- Antibiotics: This medicine is given to help treat or prevent an infection caused by bacteria.
- Steroids: This medicine may be given to decrease inflammation.
What are the risks of acute pericarditis?
You may have infection or bleeding when the fluid in the sac is removed. Even after treatment, your condition may come back. Without treatment, your heart can scar. Your heart may not beat correctly, and there might not be enough blood and oxygen getting to your body organs. This may damage your organs and be life-threatening.
When should I contact my healthcare provider?
Contact your healthcare provider if:
- You have a fever.
- Your symptoms do not go away or get worse.
- You have questions or concerns about your condition or care.
When should I seek immediate help?
Seek help immediately or call 911 if:
- You have shortness of breath, which is worse when you lie down.
- Your chest pain does not go away.
Care AgreementYou have the right to help plan your care. Learn about your health condition and how it may be treated. Discuss treatment options with your caregivers to decide what care you want to receive. You always have the right to refuse treatment. The above information is an educational aid only. It is not intended as medical advice for individual conditions or treatments. Talk to your doctor, nurse or pharmacist before following any medical regimen to see if it is safe and effective for you.
© 2016 Truven Health Analytics Inc. Information is for End User's use only and may not be sold, redistributed or otherwise used for commercial purposes. All illustrations and images included in CareNotes® are the copyrighted property of A.D.A.M., Inc. or Truven Health Analytics.

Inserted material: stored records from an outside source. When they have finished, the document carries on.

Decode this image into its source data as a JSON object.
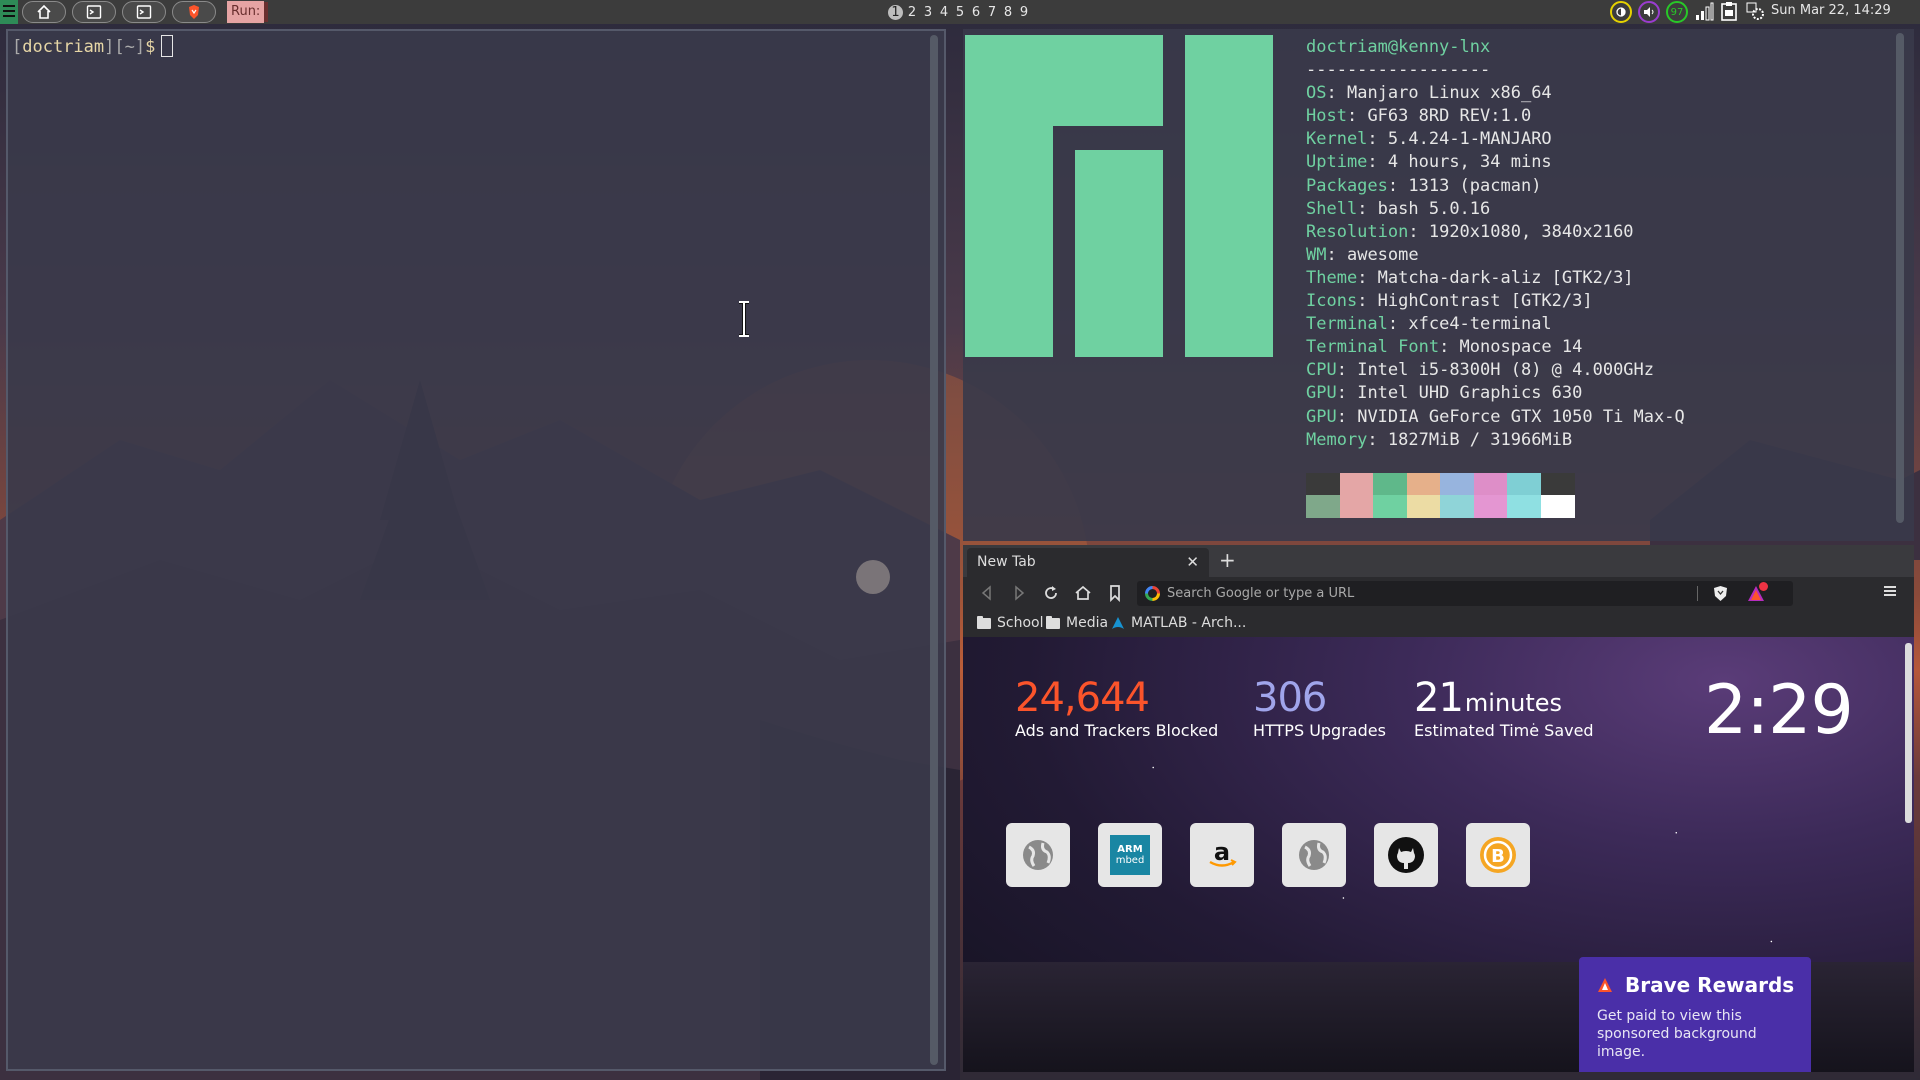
{
  "topbar": {
    "run_label": "Run:",
    "tags": [
      "1",
      "2",
      "3",
      "4",
      "5",
      "6",
      "7",
      "8",
      "9"
    ],
    "active_tag": "1",
    "battery_text": "97",
    "clock": "Sun Mar 22, 14:29",
    "colors": {
      "run_bg": "#e6a4a4",
      "launcher": "#2e8b57",
      "indicator_yellow": "#e6d200",
      "indicator_purple": "#9a3ccf",
      "indicator_green": "#28c828"
    }
  },
  "terminal_left": {
    "prompt_user": "doctriam",
    "prompt_dir": "~",
    "prompt_symbol": "$"
  },
  "neofetch": {
    "title": "doctriam@kenny-lnx",
    "divider": "------------------",
    "fields": [
      {
        "k": "OS",
        "v": "Manjaro Linux x86_64"
      },
      {
        "k": "Host",
        "v": "GF63 8RD REV:1.0"
      },
      {
        "k": "Kernel",
        "v": "5.4.24-1-MANJARO"
      },
      {
        "k": "Uptime",
        "v": "4 hours, 34 mins"
      },
      {
        "k": "Packages",
        "v": "1313 (pacman)"
      },
      {
        "k": "Shell",
        "v": "bash 5.0.16"
      },
      {
        "k": "Resolution",
        "v": "1920x1080, 3840x2160"
      },
      {
        "k": "WM",
        "v": "awesome"
      },
      {
        "k": "Theme",
        "v": "Matcha-dark-aliz [GTK2/3]"
      },
      {
        "k": "Icons",
        "v": "HighContrast [GTK2/3]"
      },
      {
        "k": "Terminal",
        "v": "xfce4-terminal"
      },
      {
        "k": "Terminal Font",
        "v": "Monospace 14"
      },
      {
        "k": "CPU",
        "v": "Intel i5-8300H (8) @ 4.000GHz"
      },
      {
        "k": "GPU",
        "v": "Intel UHD Graphics 630"
      },
      {
        "k": "GPU",
        "v": "NVIDIA GeForce GTX 1050 Ti Max-Q"
      },
      {
        "k": "Memory",
        "v": "1827MiB / 31966MiB"
      }
    ],
    "palette_top": [
      "#3a3a3a",
      "#e4a6a6",
      "#5fb88a",
      "#e6b08a",
      "#97b4de",
      "#de8ec8",
      "#7fcfd4",
      "#3a3a3a"
    ],
    "palette_bottom": [
      "#7fa88a",
      "#e4a6a6",
      "#6fd1a1",
      "#ecdca4",
      "#8fd4d8",
      "#e496d2",
      "#8fe0e2",
      "#ffffff"
    ],
    "accent": "#6fd1a1"
  },
  "browser": {
    "tab_title": "New Tab",
    "url_placeholder": "Search Google or type a URL",
    "bookmarks": [
      "School",
      "Media",
      "MATLAB - Arch..."
    ],
    "stats": [
      {
        "value": "24,644",
        "unit": "",
        "label": "Ads and Trackers Blocked",
        "color": "#fb542b"
      },
      {
        "value": "306",
        "unit": "",
        "label": "HTTPS Upgrades",
        "color": "#a0a5eb"
      },
      {
        "value": "21",
        "unit": "minutes",
        "label": "Estimated Time Saved",
        "color": "#ffffff"
      }
    ],
    "clock": "2:29",
    "tiles": [
      "globe-icon",
      "arm-mbed-icon",
      "amazon-icon",
      "globe-icon",
      "github-icon",
      "brave-icon"
    ],
    "rewards": {
      "title": "Brave Rewards",
      "desc": "Get paid to view this sponsored background image."
    }
  }
}
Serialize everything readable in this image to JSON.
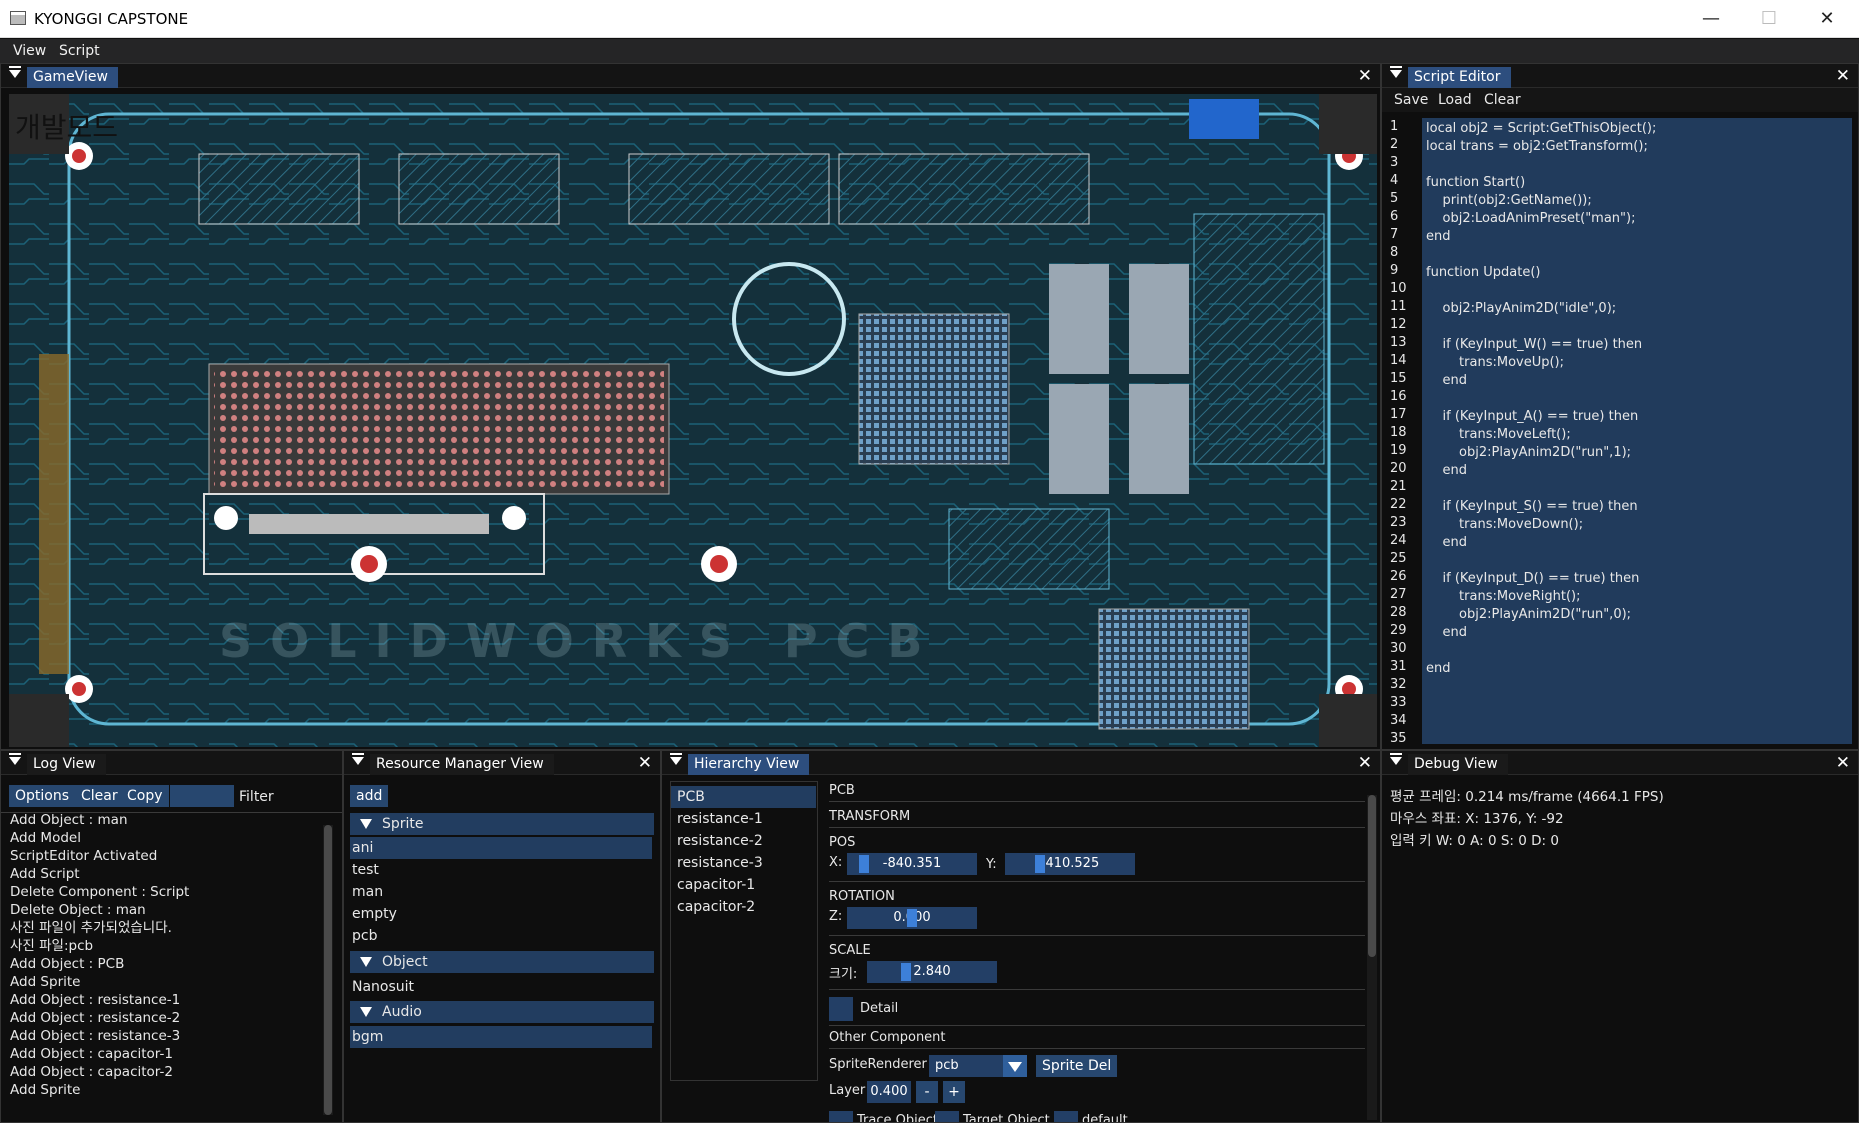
{
  "window": {
    "title": "KYONGGI CAPSTONE",
    "minimize": "—",
    "maximize": "☐",
    "close": "✕"
  },
  "menu": {
    "items": [
      "View",
      "Script"
    ]
  },
  "gameview": {
    "tab": "GameView",
    "mode_label": "개발모드",
    "watermark": "SOLIDWORKS PCB"
  },
  "script_editor": {
    "tab": "Script Editor",
    "toolbar": [
      "Save",
      "Load",
      "Clear"
    ],
    "line_numbers": [
      "1",
      "2",
      "3",
      "4",
      "5",
      "6",
      "7",
      "8",
      "9",
      "10",
      "11",
      "12",
      "13",
      "14",
      "15",
      "16",
      "17",
      "18",
      "19",
      "20",
      "21",
      "22",
      "23",
      "24",
      "25",
      "26",
      "27",
      "28",
      "29",
      "30",
      "31",
      "32",
      "33",
      "34",
      "35"
    ],
    "lines": [
      "local obj2 = Script:GetThisObject();",
      "local trans = obj2:GetTransform();",
      "",
      "function Start()",
      "    print(obj2:GetName());",
      "    obj2:LoadAnimPreset(\"man\");",
      "end",
      "",
      "function Update()",
      "",
      "    obj2:PlayAnim2D(\"idle\",0);",
      "",
      "    if (KeyInput_W() == true) then",
      "        trans:MoveUp();",
      "    end",
      "",
      "    if (KeyInput_A() == true) then",
      "        trans:MoveLeft();",
      "        obj2:PlayAnim2D(\"run\",1);",
      "    end",
      "",
      "    if (KeyInput_S() == true) then",
      "        trans:MoveDown();",
      "    end",
      "",
      "    if (KeyInput_D() == true) then",
      "        trans:MoveRight();",
      "        obj2:PlayAnim2D(\"run\",0);",
      "    end",
      "",
      "end",
      "",
      "",
      "",
      ""
    ]
  },
  "log_view": {
    "tab": "Log View",
    "buttons": {
      "options": "Options",
      "clear": "Clear",
      "copy": "Copy"
    },
    "filter_label": "Filter",
    "filter_value": "",
    "lines": [
      "Add Object : man",
      "Add Model",
      "ScriptEditor Activated",
      "Add Script",
      "Delete Component : Script",
      "Delete Object : man",
      "사진 파일이 추가되었습니다.",
      "사진 파일:pcb",
      "Add Object : PCB",
      "Add Sprite",
      "Add Object : resistance-1",
      "Add Object : resistance-2",
      "Add Object : resistance-3",
      "Add Object : capacitor-1",
      "Add Object : capacitor-2",
      "Add Sprite"
    ]
  },
  "resource_manager": {
    "tab": "Resource Manager View",
    "add_button": "add",
    "groups": [
      {
        "name": "Sprite",
        "items": [
          "ani",
          "test",
          "man",
          "empty",
          "pcb"
        ]
      },
      {
        "name": "Object",
        "items": [
          "Nanosuit"
        ]
      },
      {
        "name": "Audio",
        "items": [
          "bgm"
        ]
      }
    ]
  },
  "hierarchy": {
    "tab": "Hierarchy View",
    "objects": [
      "PCB",
      "resistance-1",
      "resistance-2",
      "resistance-3",
      "capacitor-1",
      "capacitor-2"
    ],
    "selected": "PCB",
    "inspector": {
      "name": "PCB",
      "transform_label": "TRANSFORM",
      "pos_label": "POS",
      "x_label": "X:",
      "x_value": "-840.351",
      "y_label": "Y:",
      "y_value": "-410.525",
      "rotation_label": "ROTATION",
      "z_label": "Z:",
      "z_value": "0.000",
      "scale_label": "SCALE",
      "size_label": "크기:",
      "size_value": "2.840",
      "detail_label": "Detail",
      "other_label": "Other Component",
      "sprite_renderer_label": "SpriteRenderer",
      "sprite_value": "pcb",
      "sprite_del": "Sprite Del",
      "layer_label": "Layer",
      "layer_value": "0.400",
      "layer_minus": "-",
      "layer_plus": "+",
      "trace_object": "Trace Object",
      "target_object": "Target Object",
      "default_label": "default"
    }
  },
  "debug_view": {
    "tab": "Debug View",
    "lines": [
      "평균 프레임: 0.214 ms/frame (4664.1 FPS)",
      "마우스 좌표: X: 1376, Y: -92",
      "입력 키 W: 0 A: 0 S: 0 D: 0"
    ]
  }
}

The above information is an educational aid only. It is not intended as medical advice for individual conditions or treatments. Talk to your doctor, nurse or pharmacist before following any medical regimen to see if it is safe and effective for you.